"I think it's the trajectory of inclusion and compassion which is the way I see religion being out of step with society — not hardening, but being more inclusive.

While the Federal Parliament continues to debate Senator Dean Smith's bill, which is expected to legalise same-sex marriage, the Anglican Church still deems it illegal to marry a same sex couple.

More here-


Unique congregation of two different Christian traditions celebrates 40 year anniversary

From Southern Virginia-

Erwin and Mary Thomas moved to Hampton Roads in 1980 because Erwin Thomas had accepted a teaching position at Norfolk State University. They were expecting their first child, so they began searching for a church to christen the baby.

This search was complicated because Erwin Thomas was a devout Episcopalian, and Mary Thomas was just as faithful to the Catholic Church, so they didn’t attend church together.

Then the couple attended Church of the Holy Apostles, and they knew that they had found a spiritual home, said Erwin Thomas. Their son, Matthew, was christened as a Catholic, and the family became very active in the church.

Inclusivity and acceptance are what that church is all about, said Lynne Bouvier Graham, a church parishioner and co-chairman of the 40th anniversary celebration, which was held Nov. 5.

More here-


A Muslim named Moses saw this Christian church struggling. He built a farm to save it.

From Miami-

Neighbors wondered what was going on when the privacy fence went up around St. Simon in the Weeds.

Joggers speculated the squat Episcopalian church had finally been sold to developers after almost 70 years. Or maybe that the church was going to try to put up a cell tower again on its four acres of mostly overgrown land. Was the tiny school the church rented out expanding? What was going to happen to the unofficial dirt track for weekend ATV riders?

“I’ll bet you it’s more houses,” one speed walker said to another as they cruised by.

More here-


Why Religion Is Not Going Away and Science Will Not Destroy It

From Big Think-

In 1966, just over 50 years ago, the distinguished Canadian-born anthropologist Anthony Wallace confidently predicted the global demise of religion at the hands of an advancing science: ‘belief in supernatural powers is doomed to die out, all over the world, as a result of the increasing adequacy and diffusion of scientific knowledge’. Wallace’s vision was not exceptional. On the contrary, the modern social sciences, which took shape in 19th-century western Europe, took their own recent historical experience of secularisation as a universal model. An assumption lay at the core of the social sciences, either presuming or sometimes predicting that all cultures would eventually converge on something roughly approximating secular, Western, liberal democracy. Then something closer to the opposite happened.

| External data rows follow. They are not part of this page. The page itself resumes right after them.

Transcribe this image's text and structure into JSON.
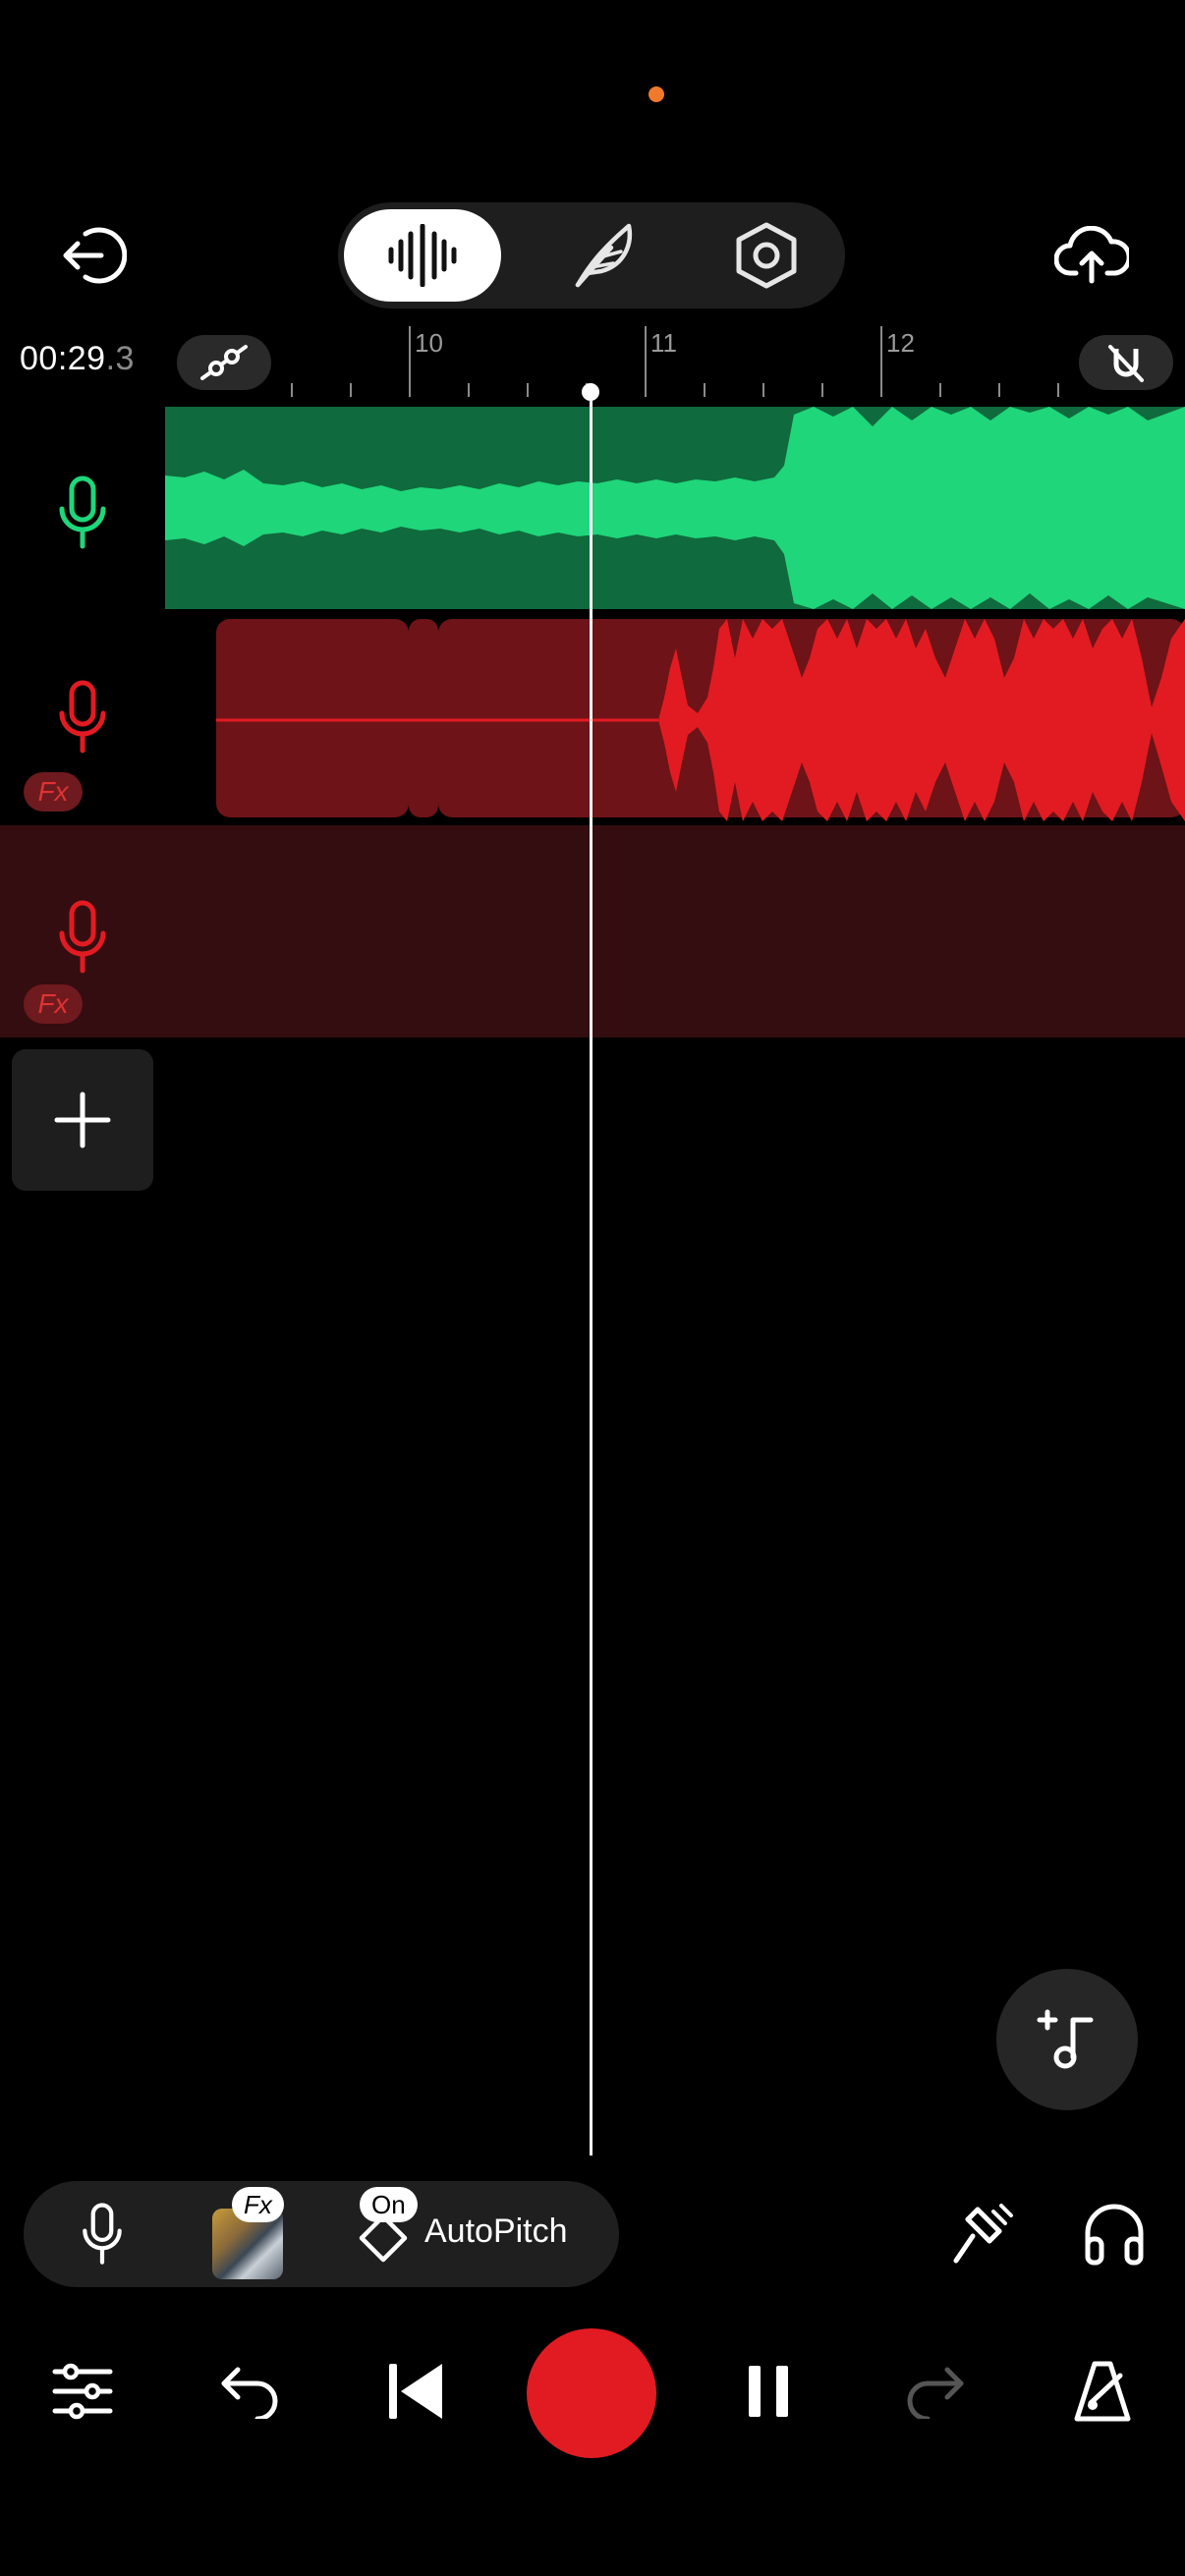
{
  "header": {
    "time": {
      "main": "00:29",
      "fraction": ".3"
    },
    "mode_tabs": [
      {
        "name": "waveform",
        "icon": "waveform-icon",
        "active": true
      },
      {
        "name": "edit",
        "icon": "feather-icon",
        "active": false
      },
      {
        "name": "settings",
        "icon": "hex-settings-icon",
        "active": false
      }
    ],
    "exit_icon": "exit-icon",
    "upload_icon": "cloud-upload-icon"
  },
  "ruler": {
    "bars": [
      "10",
      "11",
      "12"
    ]
  },
  "tracks": [
    {
      "name": "track-1",
      "color": "#1fd67a",
      "fx": false
    },
    {
      "name": "track-2",
      "color": "#e21b22",
      "fx": true,
      "fx_label": "Fx"
    },
    {
      "name": "track-3",
      "color": "#e21b22",
      "fx": true,
      "fx_label": "Fx"
    }
  ],
  "input_bar": {
    "fx_label": "Fx",
    "autopitch_state": "On",
    "autopitch_label": "AutoPitch"
  },
  "colors": {
    "accent_green": "#1fd67a",
    "record_red": "#e21b22",
    "status_dot": "#f07a2a"
  }
}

Not only has secularism failed to continue its steady global march but countries as varied as Iran, India, Israel, Algeria and Turkey have either had their secular governments replaced by religious ones, or have seen the rise of influential religious nationalist movements. Secularisation, as predicted by the social sciences, has failed.

More here-